The basic lessons from these studies are that we need to design for failure. That’s because it doesn’t matter if you use the latest and greatest Hardiplank cement board siding or cheap vinyl and aluminum siding, at some point the combination of wind, water, and gravity will cause water to get behind your wall. The secret question is, did you plan and design for the water that you’ve now got behind your siding? If you did, your wall system will have incorporated the following four elements:
Drainage plane – heavy felt building paper or housewrap
Drainage space – furring strips, stuccowrap + felt, two layer felt, or air gaps
Flashings – metal flashings to kick water out
Weep holes – openings to allow water to escape
If your wall system includes these four elements and it is well constructed, then you shouldn’t have any waterproofing problems.
FSC stands for the Forest Stewardship Council which is the most well established association that certifies sustainable lumber. FSC certified lumber is sourced from a sustainably managed forest.
I strongly encourage all consumers and constractors to buy FSC lumber whenever possible. When you buy FSC Lumber you can be assured that the lumber was sourced from an accredited organization and from a forest that is managed in a more sustainable manner.
I’ve spoken with a number of industry professionals about the question of sustainable lumber, and the consensus is that FSC certified products are the best option and they are widely available.
When contractors talk about Green Lumber, they are usually referring to lumber that hasn’t been kiln dried or seasoned. This means that the lumber is still wet inside and full of sap from the tree. It is an all too common practice in the Northwest to use green lumber for rough framing due to our proximity to the lumber mills and the fact that it is cheaper than kiln dried lumber. However, the problem with this practice is two-fold.
The first problem is that as wood dries, it changes shape and warps. Depending on the severity of this process, it can cause the entire structure of your home to warp over time, which is one of the common causes of cracking in the drywall or plaster on your walls.
The second problem is that in can take years for green lumber to dry, and over time wet wood is likely to grow mold! The combination of the heat from your house and the moisture trapped in the lumber in the walls creates a friendly environment for a not so friendly fungus.

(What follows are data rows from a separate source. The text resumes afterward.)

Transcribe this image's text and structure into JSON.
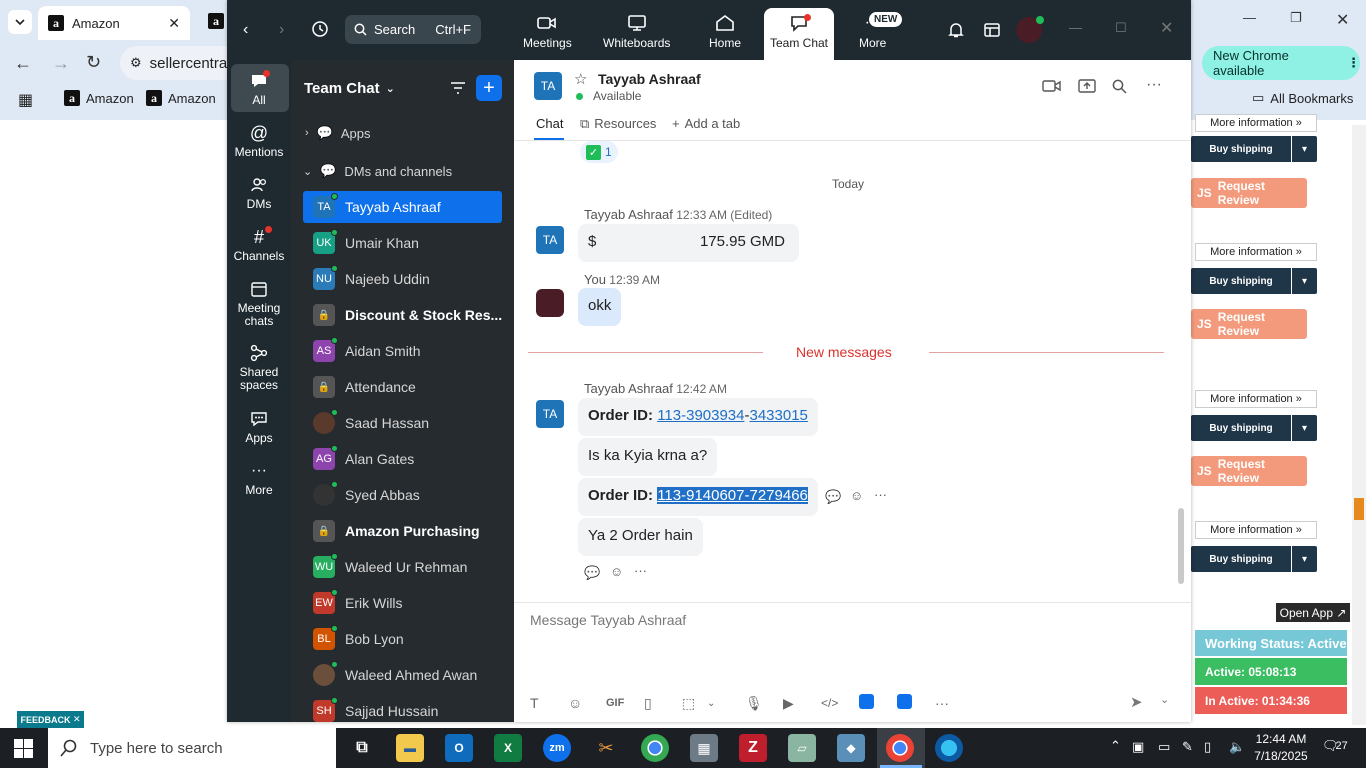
{
  "browser": {
    "tabs": [
      {
        "title": "Amazon"
      }
    ],
    "address": "sellercentra",
    "bookmarks": [
      "Amazon",
      "Amazon"
    ],
    "all_bookmarks": "All Bookmarks",
    "new_chrome": "New Chrome available"
  },
  "seller_page": {
    "more_info": "More information »",
    "buy_shipping": "Buy shipping",
    "request_review": "Request Review",
    "js": "JS",
    "feedback": "FEEDBACK"
  },
  "zoom": {
    "search_label": "Search",
    "search_shortcut": "Ctrl+F",
    "top_nav": [
      {
        "label": "Meetings",
        "icon": "video-camera-icon"
      },
      {
        "label": "Whiteboards",
        "icon": "whiteboard-icon"
      },
      {
        "label": "Home",
        "icon": "home-icon"
      },
      {
        "label": "Team Chat",
        "icon": "chat-bubble-icon"
      },
      {
        "label": "More",
        "icon": "ellipsis-icon",
        "badge": "NEW"
      }
    ],
    "rail": [
      {
        "label": "All",
        "icon": "chat-icon"
      },
      {
        "label": "Mentions",
        "icon": "at-icon"
      },
      {
        "label": "DMs",
        "icon": "people-icon"
      },
      {
        "label": "Channels",
        "icon": "hashtag-icon"
      },
      {
        "label": "Meeting chats",
        "icon": "calendar-icon"
      },
      {
        "label": "Shared spaces",
        "icon": "shared-icon"
      },
      {
        "label": "Apps",
        "icon": "apps-icon"
      },
      {
        "label": "More",
        "icon": "more-icon"
      }
    ],
    "list_title": "Team Chat",
    "apps_section": "Apps",
    "dm_section": "DMs and channels",
    "contacts": [
      {
        "initials": "TA",
        "name": "Tayyab Ashraaf",
        "color": "#1f73b7"
      },
      {
        "initials": "UK",
        "name": "Umair Khan",
        "color": "#16a085"
      },
      {
        "initials": "NU",
        "name": "Najeeb Uddin",
        "color": "#2b7bb9"
      },
      {
        "initials": "",
        "name": "Discount & Stock Res...",
        "color": "#555"
      },
      {
        "initials": "AS",
        "name": "Aidan Smith",
        "color": "#8e44ad"
      },
      {
        "initials": "",
        "name": "Attendance",
        "color": "#555"
      },
      {
        "initials": "",
        "name": "Saad Hassan",
        "color": "#5a3a2a"
      },
      {
        "initials": "AG",
        "name": "Alan Gates",
        "color": "#8e44ad"
      },
      {
        "initials": "",
        "name": "Syed Abbas",
        "color": "#333"
      },
      {
        "initials": "",
        "name": "Amazon Purchasing",
        "color": "#555"
      },
      {
        "initials": "WU",
        "name": "Waleed Ur Rehman",
        "color": "#27ae60"
      },
      {
        "initials": "EW",
        "name": "Erik Wills",
        "color": "#c0392b"
      },
      {
        "initials": "BL",
        "name": "Bob Lyon",
        "color": "#d35400"
      },
      {
        "initials": "",
        "name": "Waleed Ahmed Awan",
        "color": "#6b4f3a"
      },
      {
        "initials": "SH",
        "name": "Sajjad Hussain",
        "color": "#c0392b"
      }
    ],
    "chat": {
      "contact_initials": "TA",
      "contact_name": "Tayyab Ashraaf",
      "status": "Available",
      "tabs": [
        "Chat",
        "Resources",
        "Add a tab"
      ],
      "reaction_count": "1",
      "day_divider": "Today",
      "new_messages": "New messages",
      "messages": [
        {
          "sender": "Tayyab Ashraaf",
          "time": "12:33 AM",
          "edited": "(Edited)",
          "currency": "$",
          "amount": "175.95 GMD"
        },
        {
          "sender": "You",
          "time": "12:39 AM",
          "text": "okk"
        },
        {
          "sender": "Tayyab Ashraaf",
          "time": "12:42 AM"
        }
      ],
      "order_label": "Order ID:",
      "order1": {
        "a": "113-3903934",
        "b": "3433015"
      },
      "text1": "Is ka Kyia krna a?",
      "order2": {
        "a": "113-9140607",
        "b": "7279466"
      },
      "text2": "Ya 2 Order hain",
      "composer_placeholder": "Message Tayyab Ashraaf"
    }
  },
  "tracker": {
    "open_app": "Open App ↗",
    "working_status": "Working Status: Active",
    "active": "Active: 05:08:13",
    "inactive": "In Active: 01:34:36"
  },
  "taskbar": {
    "search_placeholder": "Type here to search",
    "time": "12:44 AM",
    "date": "7/18/2025",
    "notifications": "27"
  }
}
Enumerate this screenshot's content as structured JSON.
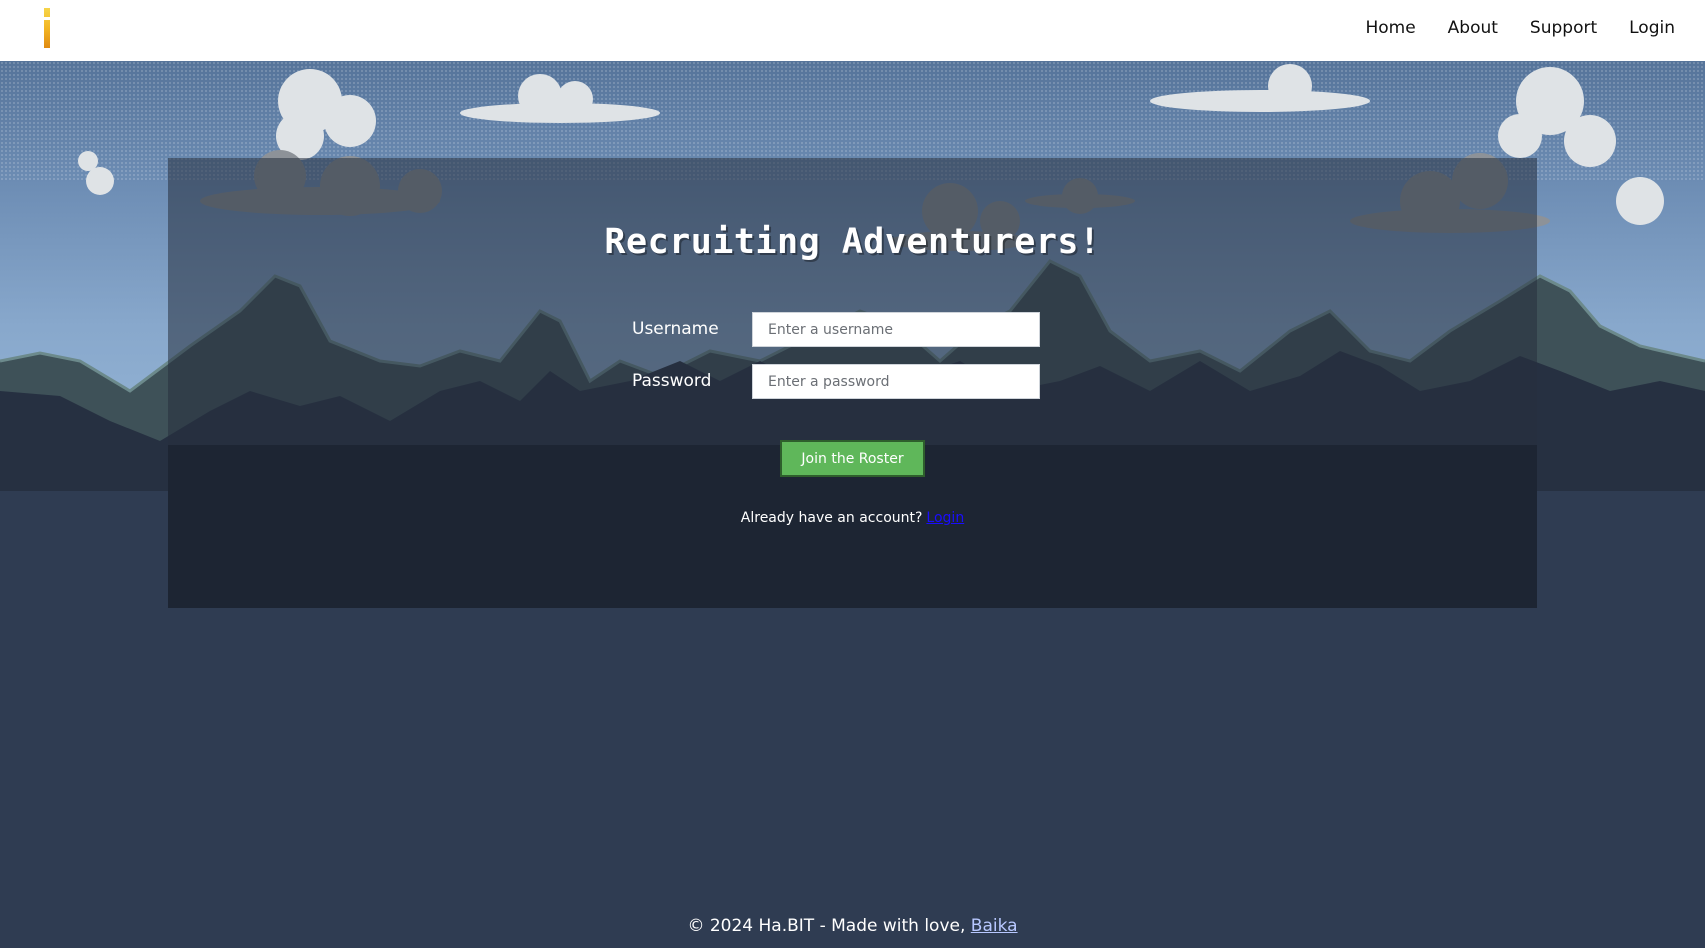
{
  "nav": {
    "logo_icon": "pixel-torch-icon",
    "links": [
      {
        "label": "Home"
      },
      {
        "label": "About"
      },
      {
        "label": "Support"
      },
      {
        "label": "Login"
      }
    ]
  },
  "form": {
    "title": "Recruiting Adventurers!",
    "username_label": "Username",
    "username_placeholder": "Enter a username",
    "username_value": "",
    "password_label": "Password",
    "password_placeholder": "Enter a password",
    "password_value": "",
    "submit_label": "Join the Roster",
    "already_text": "Already have an account?",
    "login_link": "Login"
  },
  "footer": {
    "text": "© 2024 Ha.BIT - Made with love,",
    "author_link": "Baika"
  },
  "colors": {
    "submit_bg": "#5fb75a",
    "panel_dark": "#1d2533",
    "link_blue": "#1a0dff"
  }
}
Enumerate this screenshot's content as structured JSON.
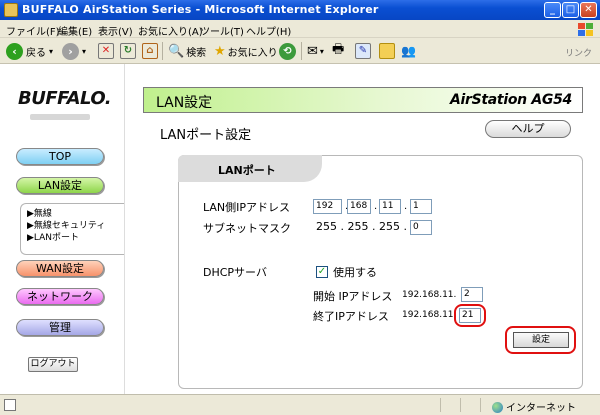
{
  "window": {
    "title": "BUFFALO AirStation Series - Microsoft Internet Explorer"
  },
  "menu": [
    "ファイル(F)",
    "編集(E)",
    "表示(V)",
    "お気に入り(A)",
    "ツール(T)",
    "ヘルプ(H)"
  ],
  "toolbar": {
    "back": "戻る",
    "search": "検索",
    "favorites": "お気に入り",
    "links": "リンク"
  },
  "nav": {
    "logo": "BUFFALO.",
    "top": "TOP",
    "lan": "LAN設定",
    "sub_items": [
      "▶無線",
      "▶無線セキュリティ",
      "▶LANポート"
    ],
    "wan": "WAN設定",
    "network": "ネットワーク",
    "admin": "管理",
    "logout": "ログアウト"
  },
  "header": {
    "title": "LAN設定",
    "brand": "AirStation AG54"
  },
  "page": {
    "title": "LANポート設定",
    "help": "ヘルプ",
    "tab": "LANポート"
  },
  "form": {
    "lan_ip_label": "LAN側IPアドレス",
    "lan_ip": [
      "192",
      "168",
      "11",
      "1"
    ],
    "subnet_label": "サブネットマスク",
    "subnet_fixed": "255 . 255 . 255 .",
    "subnet_last": "0",
    "dhcp_label": "DHCPサーバ",
    "dhcp_use": "使用する",
    "dhcp_checked": true,
    "start_label": "開始 IPアドレス",
    "start_prefix": "192.168.11.",
    "start_value": "2",
    "end_label": "終了IPアドレス",
    "end_prefix": "192.168.11",
    "end_value": "21",
    "submit": "設定"
  },
  "status": {
    "zone": "インターネット"
  }
}
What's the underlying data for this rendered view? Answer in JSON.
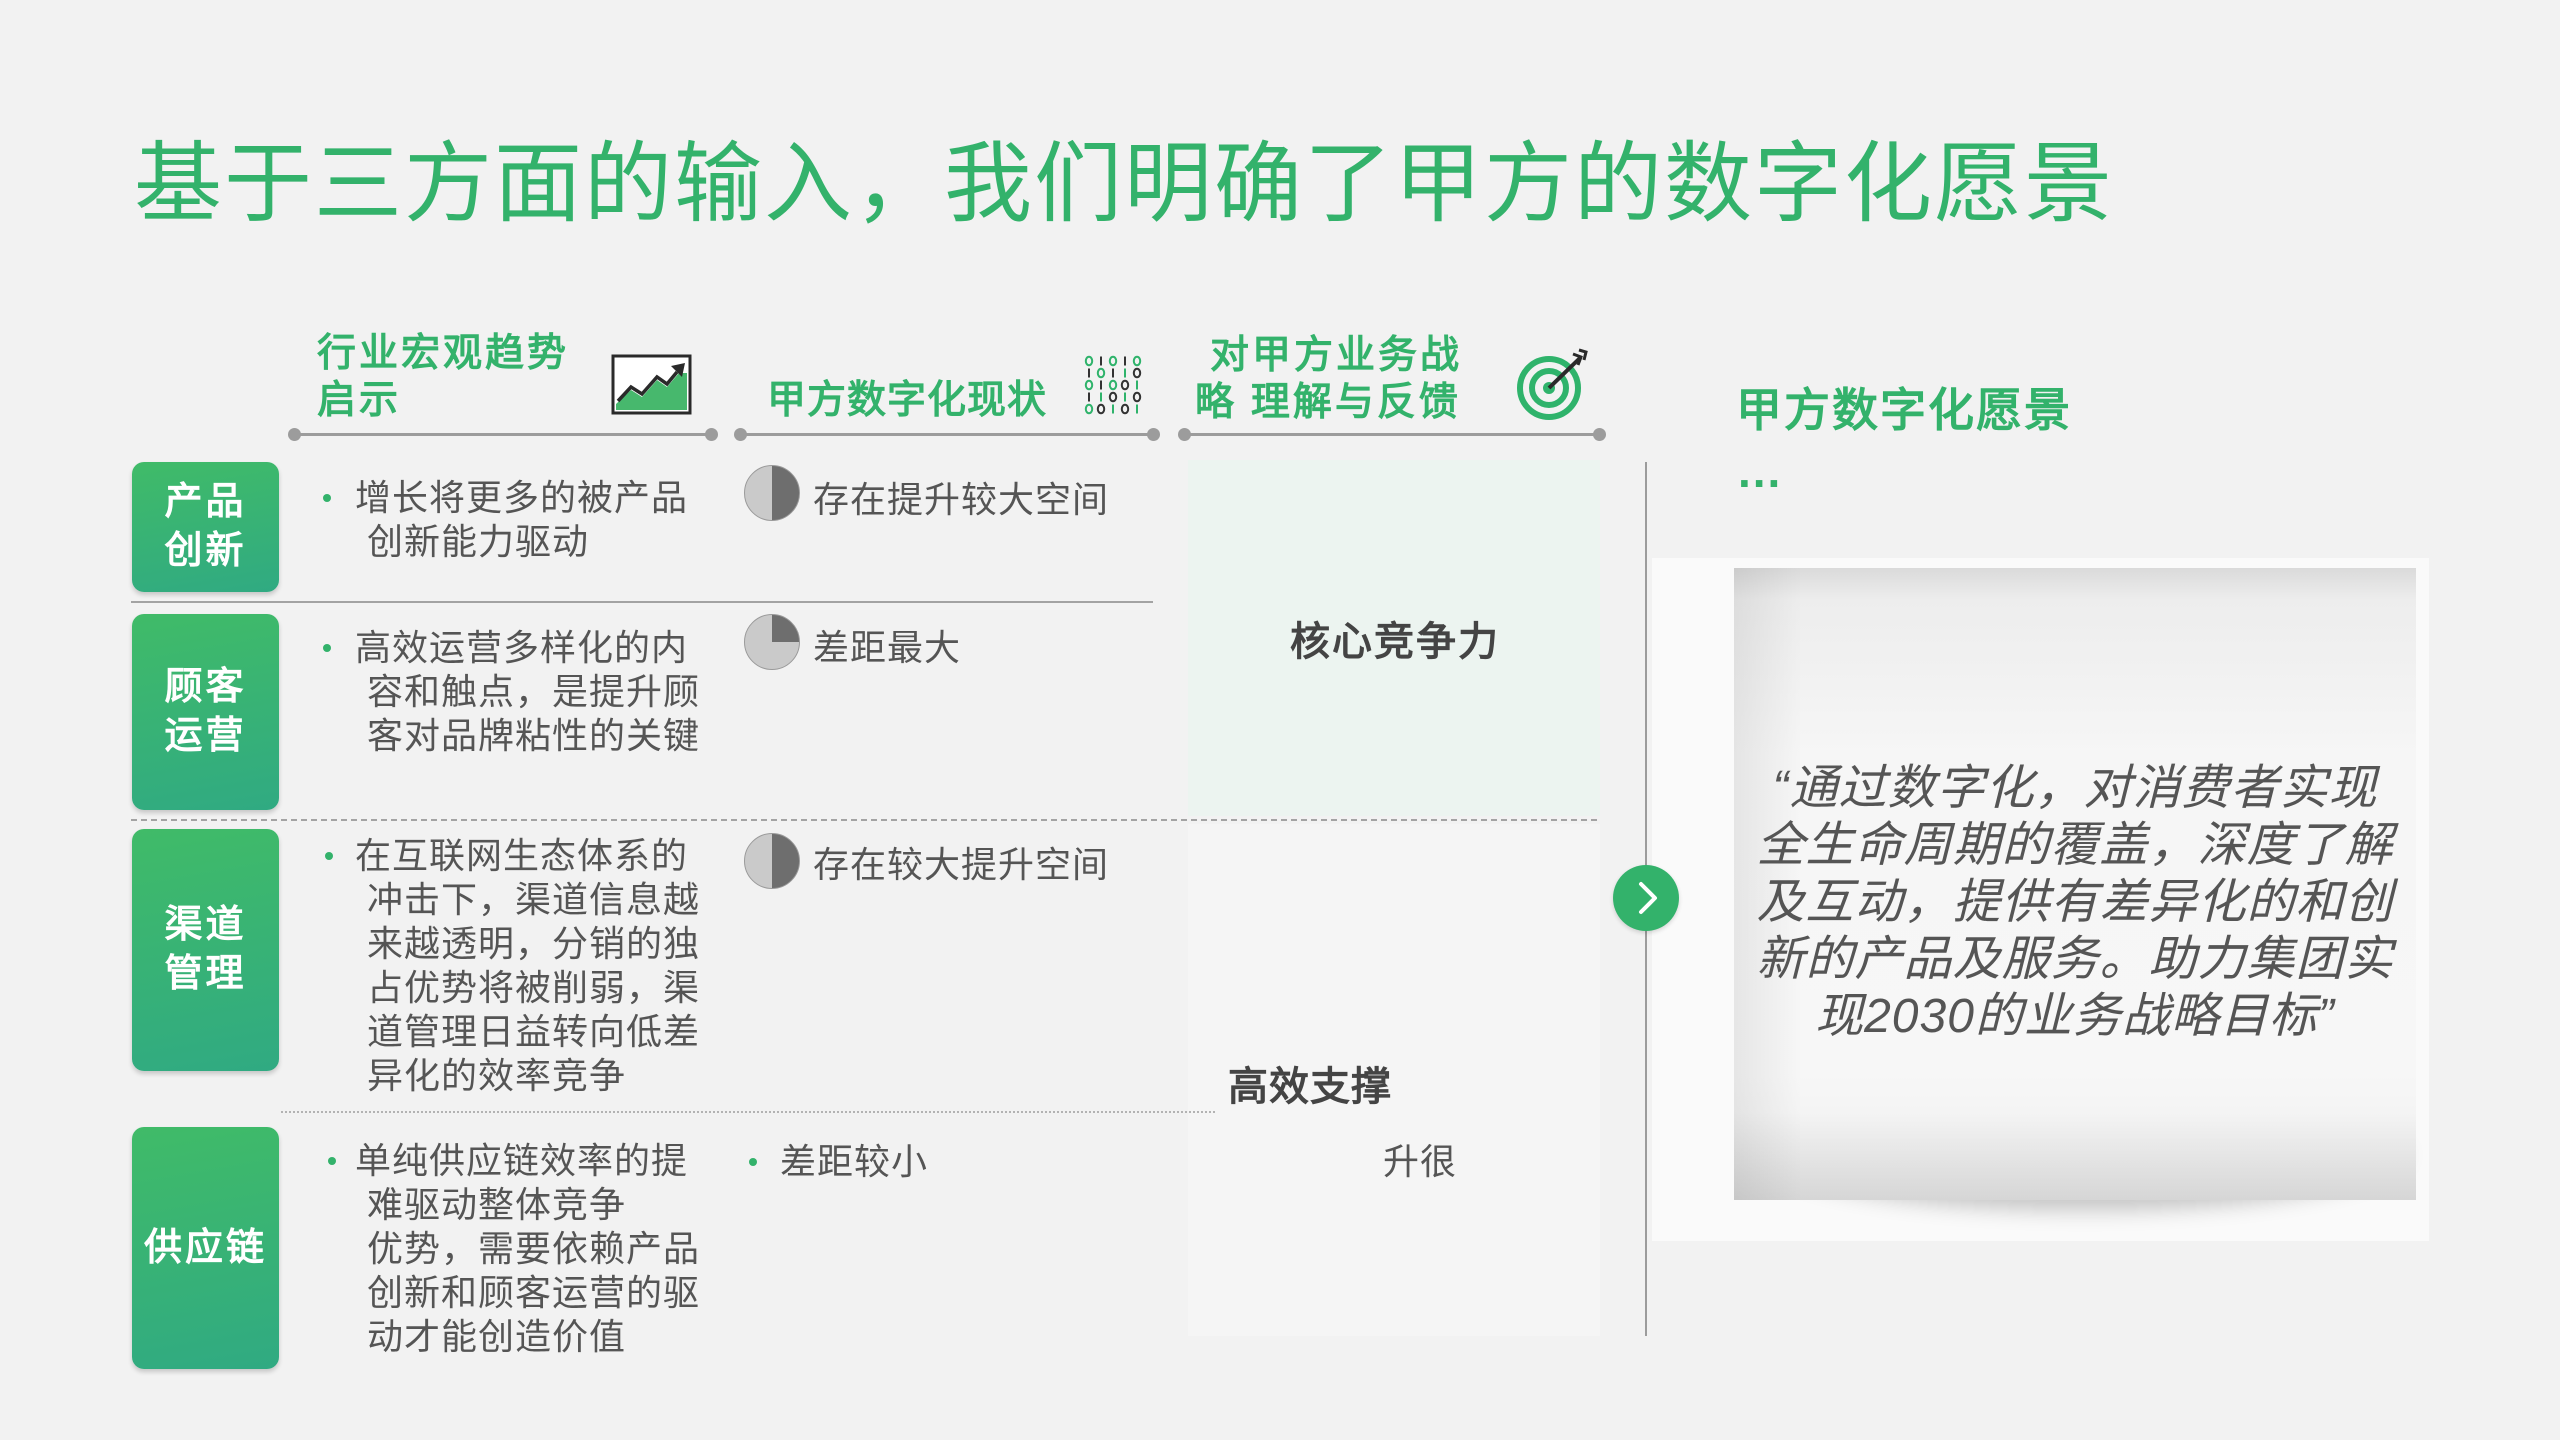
{
  "title": "基于三方面的输入，我们明确了甲方的数字化愿景",
  "columns": {
    "trend": {
      "label": "行业宏观趋势\n启示",
      "icon": "line-chart-icon"
    },
    "status": {
      "label": "甲方数字化现状",
      "icon": "binary-data-icon"
    },
    "feedback": {
      "label": "对甲方业务战\n略 理解与反馈",
      "icon": "target-icon"
    },
    "vision": {
      "label": "甲方数字化愿景",
      "ellipsis": "..."
    }
  },
  "rows": [
    {
      "label": "产品\n创新",
      "trend": "增长将更多的被产品\n创新能力驱动",
      "status": {
        "text": "存在提升较大空间",
        "icon": "harvey-ball-icon",
        "harvey_fill": 0.5
      }
    },
    {
      "label": "顾客\n运营",
      "trend": "高效运营多样化的内\n容和触点，是提升顾\n客对品牌粘性的关键",
      "status": {
        "text": "差距最大",
        "icon": "harvey-ball-icon",
        "harvey_fill": 0.25
      }
    },
    {
      "label": "渠道\n管理",
      "trend": "在互联网生态体系的\n冲击下，渠道信息越\n来越透明，分销的独\n占优势将被削弱，渠\n道管理日益转向低差\n异化的效率竞争",
      "status": {
        "text": "存在较大提升空间",
        "icon": "harvey-ball-icon",
        "harvey_fill": 0.5
      }
    },
    {
      "label": "供应链",
      "trend": "单纯供应链效率的提\n难驱动整体竞争\n优势，需要依赖产品\n创新和顾客运营的驱\n动才能创造价值",
      "status": {
        "text": "差距较小"
      }
    }
  ],
  "feedback": {
    "core": "核心竞争力",
    "support": "高效支撑",
    "fragment": "升很"
  },
  "vision": {
    "arrow_icon": "chevron-right-icon",
    "quote": "“通过数字化，对消费者实现\n全生命周期的覆盖，深度了解\n及互动，提供有差异化的和创\n新的产品及服务。助力集团实\n现2030的业务战略目标”"
  },
  "colors": {
    "accent": "#33b26b",
    "label_gradient_start": "#40bb68",
    "label_gradient_end": "#30aa82",
    "text": "#555555",
    "core_bg": "#ecf4f0"
  }
}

Now it’s important to note that not all “green” lumber is bad. I say this because some people may refer to lumber that came from sustainable forests as “green” lumber. I will talk about sustainable lumber more in a future article, just make sure that any lumber you get is kiln dried or seasoned before you use it to build or remodel your home.
If you doing a remodel and are interested in learning more about how to recycle the old materials from it instead of sending them to the landfill, then you will probably appreciate the R.E.X project, aka the Reuse Everything Experiment. This is a local remodel being run by recycling expert Shannon Quimby, who is trying to be the first person to reuse or recycle 100% of the materials from her old home on-site.
This is the beginning of our new website. We will soon be adding lots of tips and tricks to watch out for when remodeling your home in Portland, Oregon because that’s where we live, work, and play. Of course, most of this information should apply to remodeling projects in other places too. Please let us know if you have any questions, and stay tuned for more information in the coming weeks.